A quick note about cameras, about which I know not much.

The camera that took the photo below is a Panasonic Lumix.  Which is a very good digital point-and-shoot, fits in your pocket, and has enough settings that you feel sort of like a photographer.  But it doesn’t take photographs — at least what I mean by photographs.  It doesn’t write with light.  It makes pictures out of ones and zeroes. And that’s just not much fun.

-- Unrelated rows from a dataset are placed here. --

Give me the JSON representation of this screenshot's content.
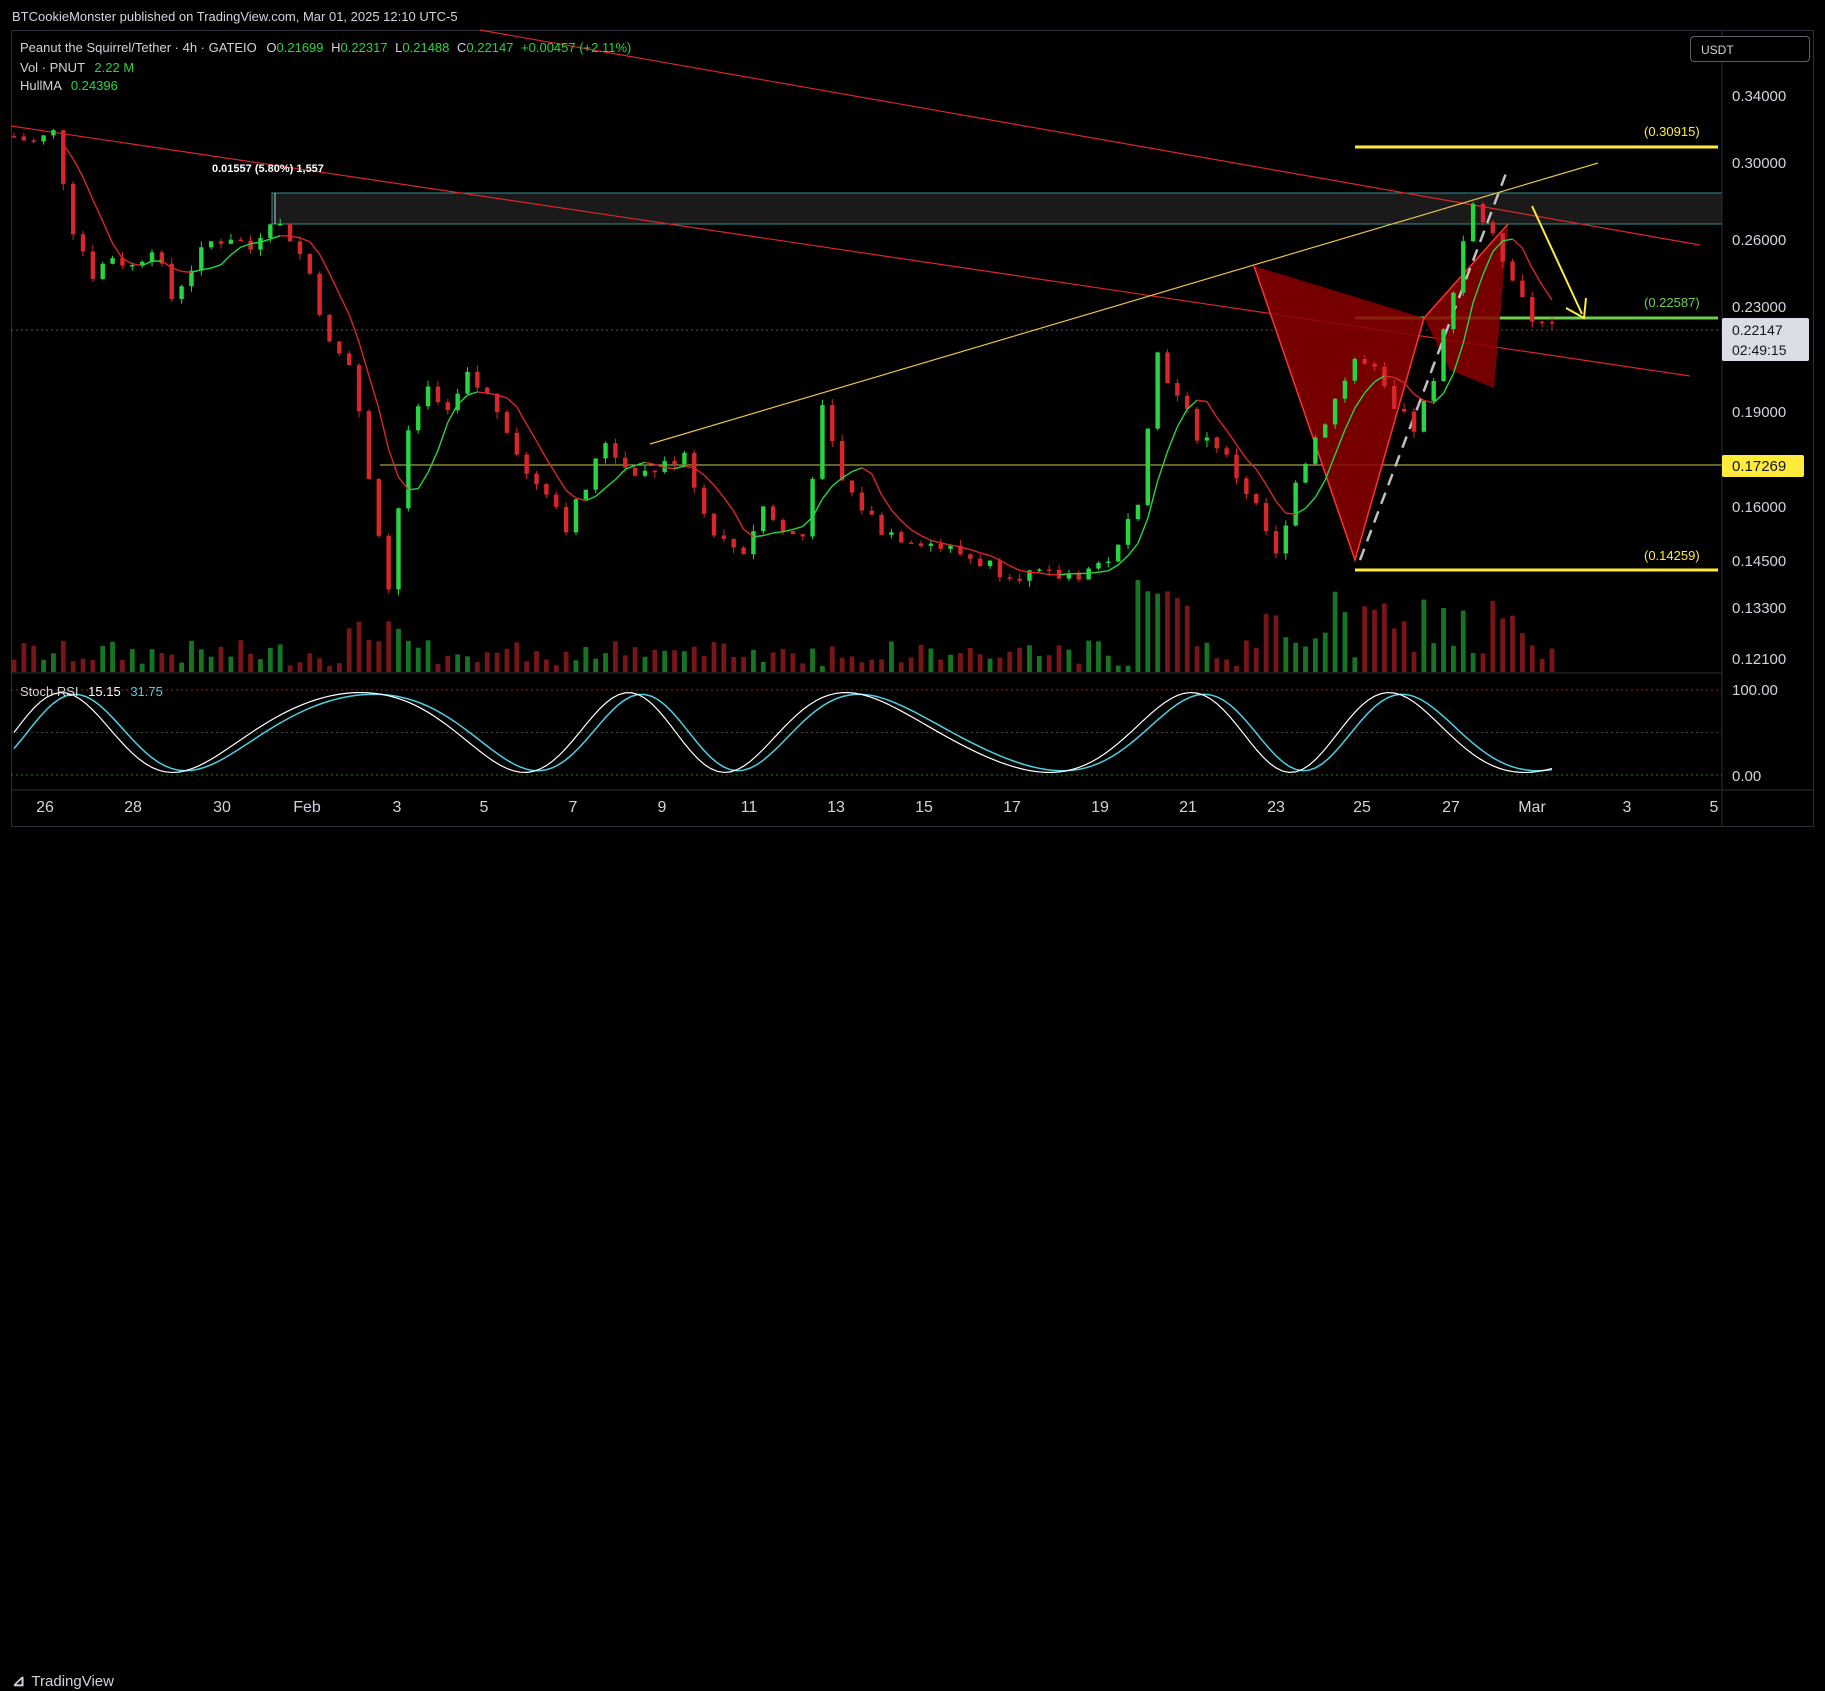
{
  "header": {
    "published": "BTCookieMonster published on TradingView.com, Mar 01, 2025 12:10 UTC-5"
  },
  "legend": {
    "symbol": "Peanut the Squirrel/Tether · 4h · GATEIO",
    "o_label": "O",
    "o": "0.21699",
    "h_label": "H",
    "h": "0.22317",
    "l_label": "L",
    "l": "0.21488",
    "c_label": "C",
    "c": "0.22147",
    "change": "+0.00457 (+2.11%)",
    "vol_label": "Vol · PNUT",
    "vol": "2.22 M",
    "hma_label": "HullMA",
    "hma": "0.24396",
    "rsi_label": "Stoch RSI",
    "rsi_k": "15.15",
    "rsi_d": "31.75"
  },
  "currency": "USDT",
  "footer": {
    "brand": "TradingView"
  },
  "colors": {
    "up": "#26d640",
    "down": "#d8262b",
    "annotation": "#ffeb3b",
    "level_line": "#6fcf50",
    "pattern": "#8b0000"
  },
  "chart_data": {
    "type": "candlestick",
    "title": "Peanut the Squirrel/Tether · 4h · GATEIO",
    "price_axis": {
      "ylim": [
        0.115,
        0.37
      ],
      "ticks": [
        "0.34000",
        "0.30000",
        "0.26000",
        "0.23000",
        "0.19000",
        "0.16000",
        "0.14500",
        "0.13300",
        "0.12100"
      ]
    },
    "time_axis": {
      "ticks": [
        "26",
        "28",
        "30",
        "Feb",
        "3",
        "5",
        "7",
        "9",
        "11",
        "13",
        "15",
        "17",
        "19",
        "21",
        "23",
        "25",
        "27",
        "Mar",
        "3",
        "5"
      ]
    },
    "current_price": {
      "value": "0.22147",
      "countdown": "02:49:15"
    },
    "marked_price": "0.17269",
    "annotations": {
      "measure": "0.01557 (5.80%) 1,557",
      "level_high": "(0.30915)",
      "level_mid": "(0.22587)",
      "level_low": "(0.14259)"
    },
    "close_points_approx": [
      [
        0,
        0.316
      ],
      [
        6,
        0.312
      ],
      [
        12,
        0.318
      ],
      [
        18,
        0.266
      ],
      [
        24,
        0.245
      ],
      [
        30,
        0.253
      ],
      [
        36,
        0.248
      ],
      [
        42,
        0.258
      ],
      [
        48,
        0.234
      ],
      [
        54,
        0.248
      ],
      [
        60,
        0.259
      ],
      [
        66,
        0.262
      ],
      [
        72,
        0.256
      ],
      [
        78,
        0.272
      ],
      [
        84,
        0.262
      ],
      [
        90,
        0.245
      ],
      [
        96,
        0.215
      ],
      [
        102,
        0.208
      ],
      [
        108,
        0.17
      ],
      [
        114,
        0.138
      ],
      [
        120,
        0.182
      ],
      [
        126,
        0.198
      ],
      [
        132,
        0.188
      ],
      [
        138,
        0.203
      ],
      [
        144,
        0.196
      ],
      [
        150,
        0.186
      ],
      [
        156,
        0.17
      ],
      [
        162,
        0.166
      ],
      [
        168,
        0.155
      ],
      [
        174,
        0.166
      ],
      [
        180,
        0.181
      ],
      [
        186,
        0.173
      ],
      [
        192,
        0.171
      ],
      [
        198,
        0.173
      ],
      [
        204,
        0.178
      ],
      [
        210,
        0.158
      ],
      [
        216,
        0.15
      ],
      [
        222,
        0.148
      ],
      [
        228,
        0.16
      ],
      [
        234,
        0.153
      ],
      [
        240,
        0.152
      ],
      [
        246,
        0.19
      ],
      [
        252,
        0.168
      ],
      [
        258,
        0.16
      ],
      [
        264,
        0.154
      ],
      [
        270,
        0.152
      ],
      [
        276,
        0.151
      ],
      [
        282,
        0.149
      ],
      [
        288,
        0.147
      ],
      [
        294,
        0.145
      ],
      [
        300,
        0.143
      ],
      [
        306,
        0.142
      ],
      [
        312,
        0.141
      ],
      [
        318,
        0.141
      ],
      [
        324,
        0.142
      ],
      [
        330,
        0.144
      ],
      [
        336,
        0.148
      ],
      [
        342,
        0.163
      ],
      [
        348,
        0.212
      ],
      [
        354,
        0.195
      ],
      [
        360,
        0.183
      ],
      [
        366,
        0.18
      ],
      [
        372,
        0.17
      ],
      [
        378,
        0.16
      ],
      [
        384,
        0.146
      ],
      [
        390,
        0.168
      ],
      [
        396,
        0.182
      ],
      [
        402,
        0.195
      ],
      [
        408,
        0.21
      ],
      [
        414,
        0.205
      ],
      [
        420,
        0.19
      ],
      [
        426,
        0.185
      ],
      [
        432,
        0.2
      ],
      [
        438,
        0.24
      ],
      [
        444,
        0.28
      ],
      [
        450,
        0.26
      ],
      [
        456,
        0.245
      ],
      [
        462,
        0.225
      ],
      [
        468,
        0.221
      ]
    ],
    "grid": false
  }
}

The rest of the gang:

 

From left to right: a Lomo (there’s a whole society of people crazy about the Lomo, but mostly it just gives me frustration), a Polaroid Spectra, a Minolta Maxxum 7000, and, for medium-format film, a Holga.   Most of the photographs on this site were taken with the Minolta.  Why this camera?  Because nobody ever tried to sell me any other kind for rent money.  But you can get one now for about thirty dollars, and I still recommend it, even if it’s heavy and noisy.  Not so great for capturing solemn moments in church, good if your band wants to launch into “Girls on Film.”